Most men who are diagnosed with prostate cancer face one of just a few options for their treatment plan: watchful waiting—having their physician monitor the level of their prostate-specific antigen, or PSA, to ensure it doesn’t rise incrementally—or curative therapy, usually surgery.
Despite the name, curative therapy doesn’t always lead to a cure. After surgery, the patient’s blood is tested for the presence of PSA. If PSA is detected in significant amounts, more testing and action must be taken. But until recently, there hasn’t been a clear path for continued treatment to eradicate the remaining cancer cells.
Some patients will begin watchful waiting after a failed curative therapy. For men whose PSA levels are very low and stable, this is often the best choice. Others are put on continuous hormone therapy to try to control their cancer.
But for many patients, especially those with rising PSA levels, the next therapy of choice is radiation therapy.
While radiation can be effective, it is also highly toxic and leads to a number of potential side effects over time, particular after 10 years following radiation treatment. These include continued loss of urinary continence, frequent diarrhea and/or constipation, and the potential loss of sexual potency (the ability to get or maintain an erection).
Rapidly and consistently rising PSA levels also may indicate metastatic cancer. In other words, a man could go through rounds of radiation therapy, suffering unpleasant and significant side effects along the way, only to still have his prostate cancer spread.
I am currently leading research at Roswell Park of a new way to deliver androgen deprivation therapy, or ADT, to men whose surgeries did not eradicate the cancer, and for whom radiation would not likely help them toward cure. These men account for roughly one-third of all men who undergo prostatectomy (surgical removal of the prostate).
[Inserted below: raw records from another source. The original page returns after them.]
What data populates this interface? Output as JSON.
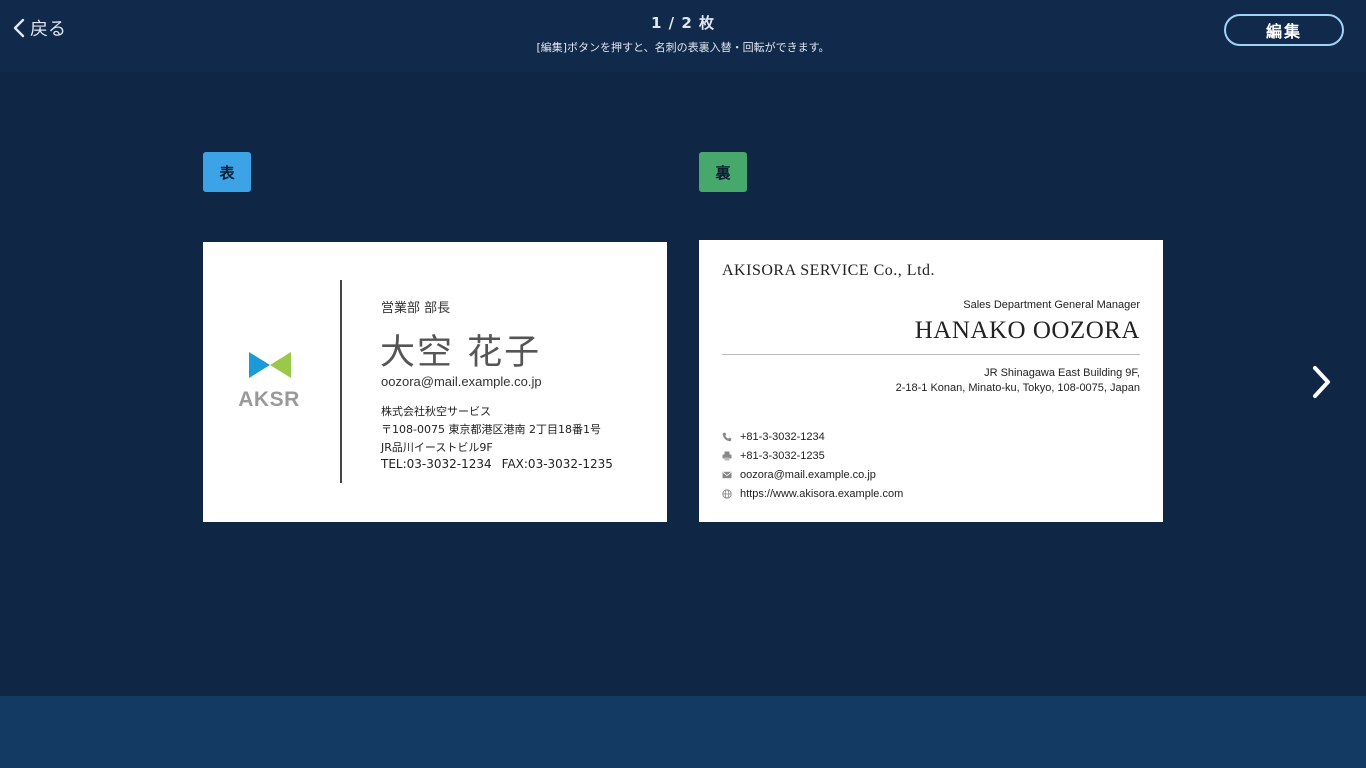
{
  "header": {
    "back_label": "戻る",
    "page_count": "1 / 2 枚",
    "hint": "[編集]ボタンを押すと、名刺の表裏入替・回転ができます。",
    "edit_label": "編集"
  },
  "badges": {
    "front": "表",
    "back": "裏"
  },
  "front_card": {
    "logo_text": "AKSR",
    "title": "営業部 部長",
    "name": "大空 花子",
    "email": "oozora@mail.example.co.jp",
    "company": "株式会社秋空サービス",
    "address_line1": "〒108-0075 東京都港区港南 2丁目18番1号",
    "address_line2": "JR品川イーストビル9F",
    "tel": "TEL:03-3032-1234",
    "fax": "FAX:03-3032-1235"
  },
  "back_card": {
    "company": "AKISORA SERVICE Co., Ltd.",
    "title": "Sales Department General Manager",
    "name": "HANAKO OOZORA",
    "address_line1": "JR Shinagawa East Building 9F,",
    "address_line2": "2-18-1 Konan, Minato-ku, Tokyo, 108-0075, Japan",
    "phone": "+81-3-3032-1234",
    "fax": "+81-3-3032-1235",
    "email": "oozora@mail.example.co.jp",
    "web": "https://www.akisora.example.com"
  },
  "icons": {
    "back": "chevron-left-icon",
    "next": "chevron-right-icon",
    "phone": "phone-icon",
    "fax": "fax-icon",
    "email": "mail-icon",
    "web": "globe-icon"
  },
  "colors": {
    "background": "#0f2744",
    "header": "#11294a",
    "footer": "#133a63",
    "badge_front": "#3ba3e6",
    "badge_back": "#46a86a",
    "edit_border": "#9fd4f5",
    "logo_blue": "#1a9ad6",
    "logo_green": "#9ac94a"
  }
}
Androgen is a hormone that fuels the growth of prostate cancer. ADT uses drugs to block these hormones in order to stop prostate cancer cells from multiplying. With traditional ADT, four agents, or drugs, are given in sequence.
Our new study would have the four drugs, plus one additional drug, administered to these patients right after curative surgical therapy fails. We would skip entirely over radiation therapy.
We believe that by administering these drugs at one time in an almost “mega-dose” versus in succession, this therapy could annihilate most of the remaining cancer cells, and the patient’s immune system would be able to destroy the remaining few cancer cells.
Because four of the five drugs are already used safely to administer ADT, we believe this new method will also be safe and offer minimal side effects.
If the results of our current laboratory study are promising, as we expect they will be, the next step would be to bring this new option to patients through a clinical trial. Our hope and belief is that this new approach to offering therapy to men most at risk of prostate cancer recurrence after surgery will soon be a less toxic, more effective treatment option for prostate cancer patients who remain in need of a cure.